Dropping sanctions certainly won’t be enough to win Kim’s assent. It might help to toss in diplomatic relations and a peace treaty, but America’s history of regime change, especially in Libya, which had negotiated away its nuclear and missile programs prior to being invaded—an action North Korean officials routinely reference—argues against accepting verbal assurances and paper guarantees. Why would Kim trust Trump, who repudiated his predecessor’s agreement with Iran, dismissed his secretary of state’s efforts to engage the DPRK, and threatened to unleash “fire and fury” against the North?
President Trump recently proclaimed his belief that Kim is “sincere,” though the former’s evidence for that position is unclear. A summit would provide Kim with an opportunity to adopt Hitler’s diplomatic strategy: demand ever more but never be satisfied. When I visited Pyongyang last June, officials told me they would consider yielding their nukes if the U.S., Russia, China, and other states were willing to dismantle theirs. Yes, they were committed to denuclearization—under conditions that would never occur. Kim might not be quite so obvious in dealing with the Trump administration, but he could appear reasonable even while thwarting the kind of agreement that President Trump probably expects to sign.
This clash of expectations could wreck the summit before it starts. If Washington demands evidence of an irreversible commitment to disarm, the North is unlikely to agree. No experienced negotiator would abandon his or her most important leverage before the talks begin. If the North says it is willing to denuclearize, but only in exchange for benefits and guarantees offered by America and its allies, then the president would be negotiating on terms that he rejected all last year. The North would look like the winner, especially if the meeting ended without an agreement. Given this possibility, the president would likely come under pressure from Republican hawks to stay home.
Which would be unfortunate. At its best the summit could significantly change regional dynamics. If North Korea abandoned its nuclear weapons program, why should the U.S. maintain a garrison in the South? The Republic of Korea is able to defend itself. And if détente blooms in Washington and Pyongyang, then why not in Seoul and Pyongyang as well? Beijing might be willing to offer greater assistance and guarantees with the knowledge that the U.S. would not attempt to use the Korean Peninsula as part of America’s ill‐concealed campaign of containment.
But it’s clearly better to have both leaders talking rather than threatening each other.

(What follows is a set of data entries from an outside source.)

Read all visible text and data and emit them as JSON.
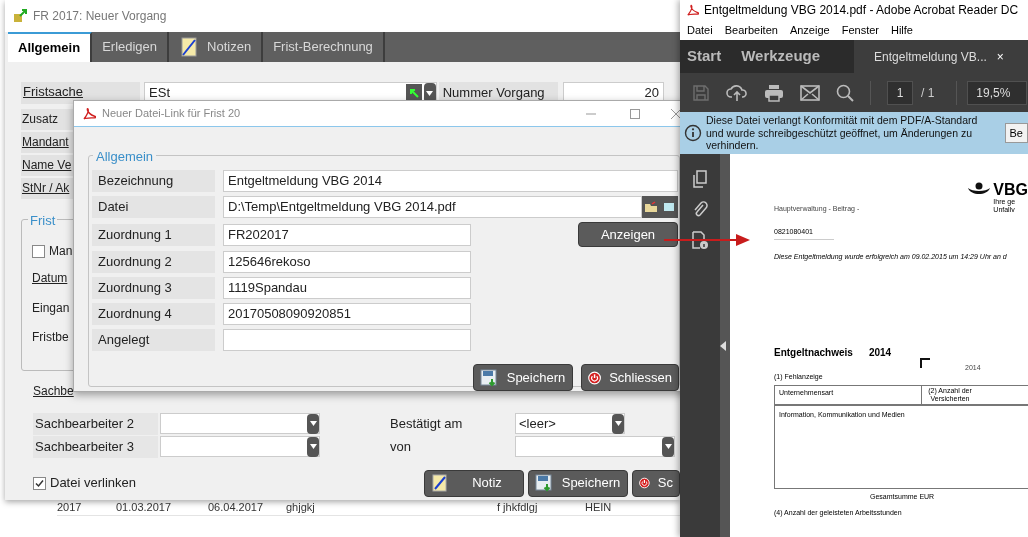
{
  "main_window": {
    "title": "FR 2017: Neuer Vorgang",
    "tabs": [
      {
        "label": "Allgemein",
        "selected": true,
        "kind": "text"
      },
      {
        "label": "Erledigen",
        "selected": false,
        "kind": "text"
      },
      {
        "label": "Notizen",
        "selected": false,
        "kind": "note"
      },
      {
        "label": "Frist-Berechnung",
        "selected": false,
        "kind": "text"
      }
    ],
    "fristsache": {
      "label": "Fristsache",
      "value": "ESt"
    },
    "nummer_vorgang": {
      "label": "Nummer Vorgang",
      "value": "20"
    },
    "side_labels": [
      {
        "text": "Zusatz",
        "link": false
      },
      {
        "text": "Mandant",
        "link": true
      },
      {
        "text": "Name Ve",
        "link": true
      },
      {
        "text": "StNr / Ak",
        "link": true
      }
    ],
    "frist_group": {
      "legend": "Frist",
      "checkbox": {
        "label": "Man",
        "checked": false
      },
      "labels": [
        {
          "text": "Datum",
          "link": true
        },
        {
          "text": "Eingan",
          "link": false
        },
        {
          "text": "Fristbe",
          "link": false
        }
      ]
    },
    "sachbearbeiter_label": "Sachbe",
    "left_rows": [
      {
        "label": "Sachbearbeiter 2"
      },
      {
        "label": "Sachbearbeiter 3"
      }
    ],
    "right_rows": [
      {
        "label": "Bestätigt am",
        "value": "<leer>"
      },
      {
        "label": "von"
      }
    ],
    "link_checkbox": {
      "label": "Datei verlinken",
      "checked": true
    },
    "buttons": [
      {
        "label": "Notiz",
        "kind": "note"
      },
      {
        "label": "Speichern",
        "kind": "save"
      },
      {
        "label": "Sc",
        "kind": "close"
      }
    ]
  },
  "background_row": [
    "2017",
    "01.03.2017",
    "06.04.2017",
    "ghjgkj",
    "f jhkfdlgj",
    "HEIN"
  ],
  "dialog": {
    "title": "Neuer Datei-Link für Frist 20",
    "legend": "Allgemein",
    "fields": [
      {
        "label": "Bezeichnung",
        "value": "Entgeltmeldung VBG 2014",
        "kind": "wide"
      },
      {
        "label": "Datei",
        "value": "D:\\Temp\\Entgeltmeldung VBG 2014.pdf",
        "kind": "file"
      },
      {
        "label": "Zuordnung 1",
        "value": "FR202017",
        "kind": "short",
        "action": "Anzeigen"
      },
      {
        "label": "Zuordnung 2",
        "value": "125646rekoso",
        "kind": "short"
      },
      {
        "label": "Zuordnung 3",
        "value": "1119Spandau",
        "kind": "short"
      },
      {
        "label": "Zuordnung 4",
        "value": "20170508090920851",
        "kind": "short"
      },
      {
        "label": "Angelegt",
        "kind": "short"
      }
    ],
    "buttons": [
      {
        "label": "Speichern",
        "kind": "save"
      },
      {
        "label": "Schliessen",
        "kind": "close"
      }
    ]
  },
  "acrobat": {
    "title": "Entgeltmeldung VBG 2014.pdf - Adobe Acrobat Reader DC",
    "menu": [
      "Datei",
      "Bearbeiten",
      "Anzeige",
      "Fenster",
      "Hilfe"
    ],
    "tabs": [
      {
        "label": "Start",
        "selected": false
      },
      {
        "label": "Werkzeuge",
        "selected": false
      },
      {
        "label": "Entgeltmeldung VB...",
        "selected": true,
        "close": "×"
      }
    ],
    "page_current": "1",
    "page_total": "/ 1",
    "zoom": "19,5%",
    "info": {
      "text": "Diese Datei verlangt Konformität mit dem PDF/A-Standard und wurde schreibgeschützt geöffnet, um Änderungen zu verhindern.",
      "button": "Be"
    },
    "document": {
      "header": "Hauptverwaltung - Beitrag -",
      "logo": "VBG",
      "logo_lines": [
        "Ihre ge",
        "Unfallv"
      ],
      "customer_number": "0821080401",
      "notice": "Diese Entgeltmeldung wurde erfolgreich am 09.02.2015 um 14:29 Uhr an d",
      "heading": "Entgeltnachweis",
      "heading_year": "2014",
      "year": "2014",
      "section_1": "(1) Fehlanzeige",
      "table": {
        "columns": [
          "Unternehmensart",
          "(2) Anzahl der Versicherten"
        ],
        "rows": [
          "Information, Kommunikation und Medien"
        ]
      },
      "total_label": "Gesamtsumme EUR",
      "section_4": "(4) Anzahl der geleisteten Arbeitsstunden"
    }
  }
}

The acrimonious, militaristic atmosphere would dissipate, at least for a short time. And to the extent the North appeared reasonable and forthcoming, it would be harder for Washington to again threaten military action. It would be almost impossible to win an agreement for war from the ROK, and outside pressure against risking a Second Korean War would be strong.
Nevertheless, if President Trump enters into talks with unreasonable expectations and leaves feeling betrayed, he might be more inclined to take military action, irrespective of what anyone else thinks. After all, how could he allow a regime like North Korea to “win”? To avoid such a response would require him to exhibit a heretofore unrecognized seriousness of character.
Strategy toward the Koreas has been a wild ride of late. It isn’t clear whether President Trump or Supreme Leader Kim has been more irresponsible. The prospect of a summit between the two has only increased the drama. The results might be positive, but much could also go wrong. Most importantly, though, the possibility of war seems to have been moved back at least until May. That alone is cause for celebration.